**Exercise goal:**
Go through the records below and show every line with the string "icon".

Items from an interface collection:
• • • • • • •
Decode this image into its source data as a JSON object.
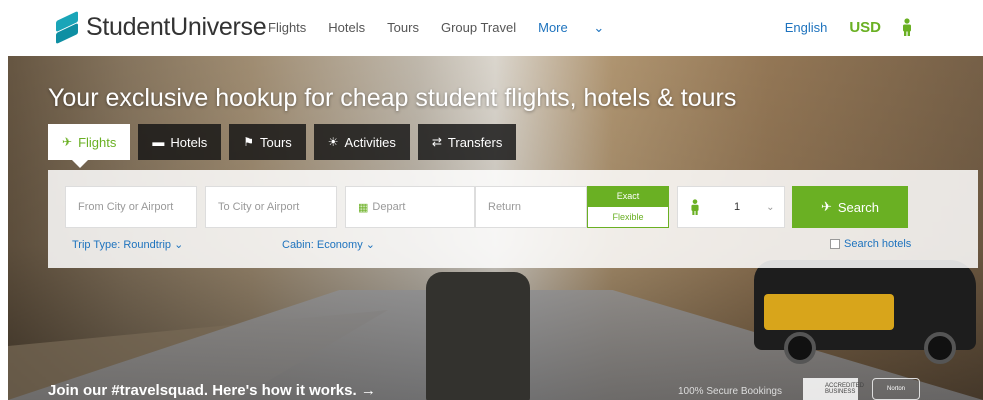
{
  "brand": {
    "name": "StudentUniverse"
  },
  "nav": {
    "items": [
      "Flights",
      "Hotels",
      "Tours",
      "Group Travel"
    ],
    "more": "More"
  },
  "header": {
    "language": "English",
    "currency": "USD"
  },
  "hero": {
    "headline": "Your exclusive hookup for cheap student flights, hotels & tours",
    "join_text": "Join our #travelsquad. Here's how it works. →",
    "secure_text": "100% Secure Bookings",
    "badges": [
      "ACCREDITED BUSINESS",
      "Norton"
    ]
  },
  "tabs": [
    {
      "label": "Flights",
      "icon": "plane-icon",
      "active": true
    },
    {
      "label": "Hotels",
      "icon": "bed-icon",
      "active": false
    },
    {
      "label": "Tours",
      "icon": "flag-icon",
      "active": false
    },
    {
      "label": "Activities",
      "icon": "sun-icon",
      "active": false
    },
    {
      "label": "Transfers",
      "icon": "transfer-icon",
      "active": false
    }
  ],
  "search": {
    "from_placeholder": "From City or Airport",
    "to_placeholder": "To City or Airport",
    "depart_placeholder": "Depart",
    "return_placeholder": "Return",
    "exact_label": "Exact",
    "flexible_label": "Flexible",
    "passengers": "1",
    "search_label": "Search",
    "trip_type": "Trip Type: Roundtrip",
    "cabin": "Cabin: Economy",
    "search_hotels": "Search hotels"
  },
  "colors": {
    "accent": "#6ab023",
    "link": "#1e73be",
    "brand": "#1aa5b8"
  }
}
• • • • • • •
**Output below:**
      "icon": "plane-icon",
      "icon": "bed-icon",
      "icon": "flag-icon",
      "icon": "sun-icon",
      "icon": "transfer-icon",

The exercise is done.